### TO DO
All lines holding the word "expanded" should be located in the records and copied.

### RECORDS SUPPLIED

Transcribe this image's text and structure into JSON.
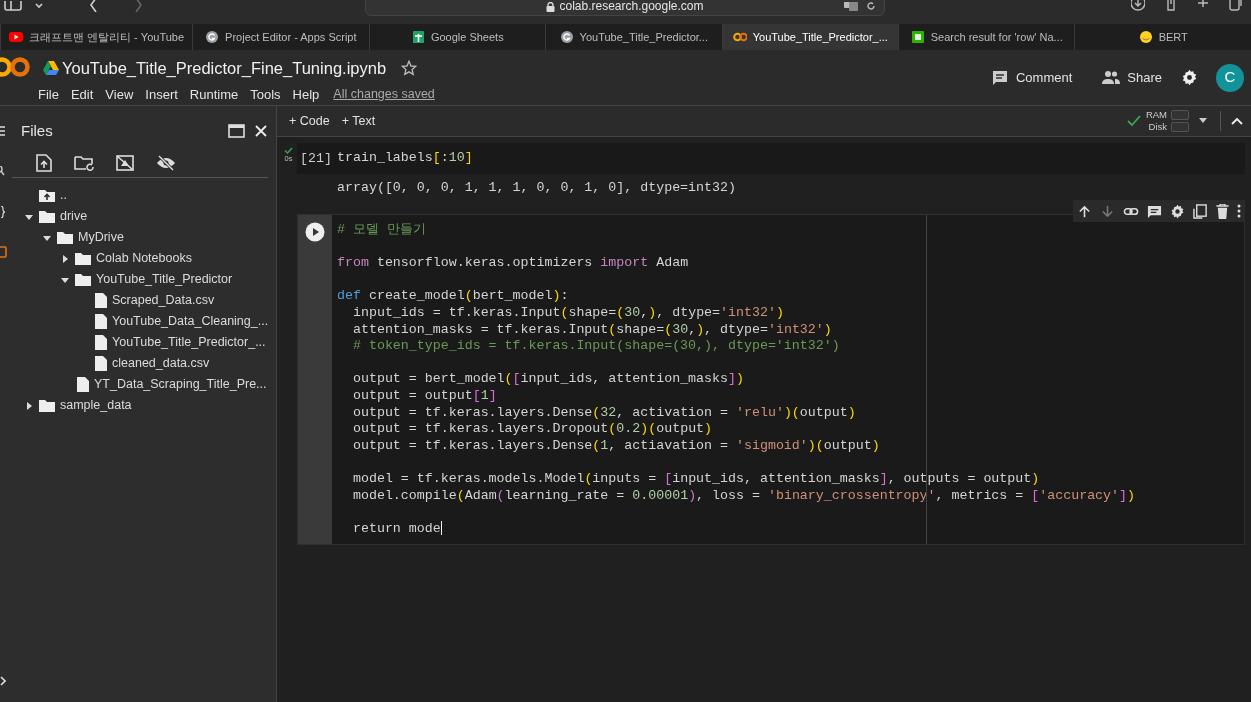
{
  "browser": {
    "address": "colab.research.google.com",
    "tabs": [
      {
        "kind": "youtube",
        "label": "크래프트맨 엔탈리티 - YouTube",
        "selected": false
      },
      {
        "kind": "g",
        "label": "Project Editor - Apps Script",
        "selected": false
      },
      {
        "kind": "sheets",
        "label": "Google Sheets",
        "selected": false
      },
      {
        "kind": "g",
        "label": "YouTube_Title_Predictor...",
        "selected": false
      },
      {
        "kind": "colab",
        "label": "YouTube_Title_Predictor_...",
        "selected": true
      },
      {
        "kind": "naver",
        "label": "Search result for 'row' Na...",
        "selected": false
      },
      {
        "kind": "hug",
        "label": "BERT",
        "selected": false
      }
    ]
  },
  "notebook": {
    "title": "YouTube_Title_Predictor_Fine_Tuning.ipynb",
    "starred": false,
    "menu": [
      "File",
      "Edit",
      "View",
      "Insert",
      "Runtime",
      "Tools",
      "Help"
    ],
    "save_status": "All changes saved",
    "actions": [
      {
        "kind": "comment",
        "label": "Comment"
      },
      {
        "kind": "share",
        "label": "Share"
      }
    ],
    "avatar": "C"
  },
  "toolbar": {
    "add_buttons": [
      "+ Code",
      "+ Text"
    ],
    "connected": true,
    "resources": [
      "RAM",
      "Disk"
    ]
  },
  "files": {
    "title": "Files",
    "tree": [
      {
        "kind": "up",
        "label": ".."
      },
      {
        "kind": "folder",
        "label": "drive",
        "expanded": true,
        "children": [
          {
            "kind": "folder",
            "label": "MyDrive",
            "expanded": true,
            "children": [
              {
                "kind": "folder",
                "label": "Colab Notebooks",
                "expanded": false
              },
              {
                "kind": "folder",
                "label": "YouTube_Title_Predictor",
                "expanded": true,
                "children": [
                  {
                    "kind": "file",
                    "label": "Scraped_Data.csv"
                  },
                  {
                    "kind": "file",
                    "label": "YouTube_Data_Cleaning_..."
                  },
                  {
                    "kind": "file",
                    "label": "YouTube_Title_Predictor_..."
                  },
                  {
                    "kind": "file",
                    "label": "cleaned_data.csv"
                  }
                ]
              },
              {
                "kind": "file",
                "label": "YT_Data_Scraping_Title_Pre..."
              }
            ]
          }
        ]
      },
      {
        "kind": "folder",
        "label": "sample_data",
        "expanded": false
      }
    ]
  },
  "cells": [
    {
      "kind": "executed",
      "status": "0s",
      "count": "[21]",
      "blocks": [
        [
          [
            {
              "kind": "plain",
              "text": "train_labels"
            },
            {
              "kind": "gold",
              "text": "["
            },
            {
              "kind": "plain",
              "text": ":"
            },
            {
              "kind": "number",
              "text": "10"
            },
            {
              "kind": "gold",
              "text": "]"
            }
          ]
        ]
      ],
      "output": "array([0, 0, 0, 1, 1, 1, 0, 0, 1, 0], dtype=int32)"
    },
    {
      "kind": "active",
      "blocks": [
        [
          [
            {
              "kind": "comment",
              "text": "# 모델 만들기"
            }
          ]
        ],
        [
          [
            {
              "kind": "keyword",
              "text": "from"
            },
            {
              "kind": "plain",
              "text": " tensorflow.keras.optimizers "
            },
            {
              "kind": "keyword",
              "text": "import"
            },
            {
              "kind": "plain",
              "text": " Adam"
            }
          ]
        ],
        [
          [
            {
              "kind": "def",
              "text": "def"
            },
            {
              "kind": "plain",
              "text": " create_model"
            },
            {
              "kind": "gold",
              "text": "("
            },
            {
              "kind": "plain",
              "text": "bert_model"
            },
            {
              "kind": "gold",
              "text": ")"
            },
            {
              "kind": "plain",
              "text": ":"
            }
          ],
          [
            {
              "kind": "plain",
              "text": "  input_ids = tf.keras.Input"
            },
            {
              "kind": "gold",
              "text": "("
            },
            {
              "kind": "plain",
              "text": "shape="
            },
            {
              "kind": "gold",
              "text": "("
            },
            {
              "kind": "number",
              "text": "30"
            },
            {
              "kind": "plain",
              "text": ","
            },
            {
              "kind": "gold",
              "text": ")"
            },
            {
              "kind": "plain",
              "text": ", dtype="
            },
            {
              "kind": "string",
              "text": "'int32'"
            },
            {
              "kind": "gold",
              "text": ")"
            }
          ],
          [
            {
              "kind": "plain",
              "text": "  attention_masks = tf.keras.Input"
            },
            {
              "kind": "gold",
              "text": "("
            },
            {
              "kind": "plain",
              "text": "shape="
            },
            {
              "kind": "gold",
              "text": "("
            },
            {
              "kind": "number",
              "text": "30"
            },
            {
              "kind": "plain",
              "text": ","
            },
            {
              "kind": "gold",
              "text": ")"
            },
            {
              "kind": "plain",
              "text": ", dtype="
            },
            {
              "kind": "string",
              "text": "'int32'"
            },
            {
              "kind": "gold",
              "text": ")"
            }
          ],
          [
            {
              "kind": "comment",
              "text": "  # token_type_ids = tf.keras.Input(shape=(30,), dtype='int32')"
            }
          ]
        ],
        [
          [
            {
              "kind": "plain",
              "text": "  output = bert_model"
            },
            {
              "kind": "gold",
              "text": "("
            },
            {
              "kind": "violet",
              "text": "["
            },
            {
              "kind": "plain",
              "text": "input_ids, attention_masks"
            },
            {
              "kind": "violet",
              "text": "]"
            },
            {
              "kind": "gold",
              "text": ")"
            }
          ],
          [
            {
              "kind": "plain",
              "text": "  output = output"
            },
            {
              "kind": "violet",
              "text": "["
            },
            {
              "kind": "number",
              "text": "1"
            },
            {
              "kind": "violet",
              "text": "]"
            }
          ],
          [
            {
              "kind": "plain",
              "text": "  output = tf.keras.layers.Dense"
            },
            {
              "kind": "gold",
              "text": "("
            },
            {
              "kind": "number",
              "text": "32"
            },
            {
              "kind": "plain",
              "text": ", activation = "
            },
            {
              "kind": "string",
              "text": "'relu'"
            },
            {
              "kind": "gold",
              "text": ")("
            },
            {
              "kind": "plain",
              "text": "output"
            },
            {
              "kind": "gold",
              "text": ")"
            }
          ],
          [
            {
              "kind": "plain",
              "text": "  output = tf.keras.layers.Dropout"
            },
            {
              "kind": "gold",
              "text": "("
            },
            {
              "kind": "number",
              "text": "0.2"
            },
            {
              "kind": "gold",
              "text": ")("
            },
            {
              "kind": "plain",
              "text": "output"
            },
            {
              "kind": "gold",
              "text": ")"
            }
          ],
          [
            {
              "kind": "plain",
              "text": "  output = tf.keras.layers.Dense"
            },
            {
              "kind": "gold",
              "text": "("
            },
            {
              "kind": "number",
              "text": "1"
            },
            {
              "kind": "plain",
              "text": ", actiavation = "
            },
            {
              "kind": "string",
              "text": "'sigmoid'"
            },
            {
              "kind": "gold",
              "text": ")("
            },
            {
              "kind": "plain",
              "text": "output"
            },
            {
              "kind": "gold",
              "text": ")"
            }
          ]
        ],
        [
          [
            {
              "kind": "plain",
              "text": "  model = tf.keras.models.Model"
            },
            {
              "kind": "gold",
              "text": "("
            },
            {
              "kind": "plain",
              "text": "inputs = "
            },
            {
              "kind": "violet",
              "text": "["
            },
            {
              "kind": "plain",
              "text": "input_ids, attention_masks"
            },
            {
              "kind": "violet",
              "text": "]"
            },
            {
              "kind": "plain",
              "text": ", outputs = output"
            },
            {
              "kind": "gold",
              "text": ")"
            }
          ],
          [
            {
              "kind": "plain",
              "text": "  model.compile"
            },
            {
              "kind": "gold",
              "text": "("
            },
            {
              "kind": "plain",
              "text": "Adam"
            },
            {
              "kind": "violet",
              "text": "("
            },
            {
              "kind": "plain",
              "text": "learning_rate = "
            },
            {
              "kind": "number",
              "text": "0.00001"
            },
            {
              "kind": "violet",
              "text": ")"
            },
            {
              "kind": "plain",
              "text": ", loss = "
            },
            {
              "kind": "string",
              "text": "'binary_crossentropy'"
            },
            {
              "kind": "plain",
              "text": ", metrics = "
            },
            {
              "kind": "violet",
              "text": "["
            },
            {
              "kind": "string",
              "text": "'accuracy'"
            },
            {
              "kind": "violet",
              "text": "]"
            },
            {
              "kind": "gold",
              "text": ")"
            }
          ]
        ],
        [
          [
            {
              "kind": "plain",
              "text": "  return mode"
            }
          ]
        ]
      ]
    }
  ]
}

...

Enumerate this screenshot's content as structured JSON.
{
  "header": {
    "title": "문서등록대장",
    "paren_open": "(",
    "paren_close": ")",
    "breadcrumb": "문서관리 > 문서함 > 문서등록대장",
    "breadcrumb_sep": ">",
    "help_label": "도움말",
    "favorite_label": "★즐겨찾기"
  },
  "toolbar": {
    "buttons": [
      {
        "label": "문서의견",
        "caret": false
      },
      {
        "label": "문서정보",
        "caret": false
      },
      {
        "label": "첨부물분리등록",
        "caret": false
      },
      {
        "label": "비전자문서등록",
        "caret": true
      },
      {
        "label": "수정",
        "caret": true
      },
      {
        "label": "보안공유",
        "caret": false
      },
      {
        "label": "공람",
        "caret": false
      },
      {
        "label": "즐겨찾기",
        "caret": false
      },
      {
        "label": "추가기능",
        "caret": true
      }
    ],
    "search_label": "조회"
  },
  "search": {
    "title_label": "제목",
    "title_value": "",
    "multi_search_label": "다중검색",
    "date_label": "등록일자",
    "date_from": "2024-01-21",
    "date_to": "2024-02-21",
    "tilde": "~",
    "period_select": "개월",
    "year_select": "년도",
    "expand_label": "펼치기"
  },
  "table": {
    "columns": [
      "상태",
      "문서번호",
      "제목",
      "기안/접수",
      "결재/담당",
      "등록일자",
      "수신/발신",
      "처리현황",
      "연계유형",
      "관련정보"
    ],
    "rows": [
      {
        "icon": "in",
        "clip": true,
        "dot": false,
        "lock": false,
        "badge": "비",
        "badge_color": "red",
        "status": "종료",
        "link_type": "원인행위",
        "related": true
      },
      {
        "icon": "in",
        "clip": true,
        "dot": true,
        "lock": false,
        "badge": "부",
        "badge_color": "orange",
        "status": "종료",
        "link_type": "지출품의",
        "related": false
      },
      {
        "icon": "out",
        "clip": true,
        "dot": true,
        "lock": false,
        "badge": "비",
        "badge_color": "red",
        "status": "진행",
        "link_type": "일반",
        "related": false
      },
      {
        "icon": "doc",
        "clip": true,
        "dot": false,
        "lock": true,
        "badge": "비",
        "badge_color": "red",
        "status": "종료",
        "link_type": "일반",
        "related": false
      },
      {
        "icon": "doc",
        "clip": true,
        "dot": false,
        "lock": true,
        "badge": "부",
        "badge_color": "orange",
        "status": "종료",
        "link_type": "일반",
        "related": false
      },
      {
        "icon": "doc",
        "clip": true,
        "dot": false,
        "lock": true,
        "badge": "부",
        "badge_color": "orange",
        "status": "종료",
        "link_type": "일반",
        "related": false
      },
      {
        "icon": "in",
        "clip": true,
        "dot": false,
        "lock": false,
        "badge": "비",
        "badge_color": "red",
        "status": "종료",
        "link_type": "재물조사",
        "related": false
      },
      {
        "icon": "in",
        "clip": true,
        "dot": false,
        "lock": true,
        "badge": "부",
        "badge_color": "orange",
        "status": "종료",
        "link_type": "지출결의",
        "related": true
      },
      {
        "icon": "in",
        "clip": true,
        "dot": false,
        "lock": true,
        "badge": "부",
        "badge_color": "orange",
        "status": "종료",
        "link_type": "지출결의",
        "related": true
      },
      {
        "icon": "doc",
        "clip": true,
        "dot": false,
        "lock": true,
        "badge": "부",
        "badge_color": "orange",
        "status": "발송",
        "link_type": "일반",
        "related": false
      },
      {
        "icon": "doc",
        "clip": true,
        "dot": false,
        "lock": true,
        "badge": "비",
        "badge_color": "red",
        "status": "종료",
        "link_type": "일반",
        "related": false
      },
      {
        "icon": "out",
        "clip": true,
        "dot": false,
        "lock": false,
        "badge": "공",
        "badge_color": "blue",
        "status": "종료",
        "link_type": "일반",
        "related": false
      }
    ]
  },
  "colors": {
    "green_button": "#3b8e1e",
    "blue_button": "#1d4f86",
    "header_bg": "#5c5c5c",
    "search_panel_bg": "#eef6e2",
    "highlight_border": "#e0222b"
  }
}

### THE ANSWER
        "expanded": true,
            "expanded": true,
                "expanded": false
                "expanded": true,
        "expanded": false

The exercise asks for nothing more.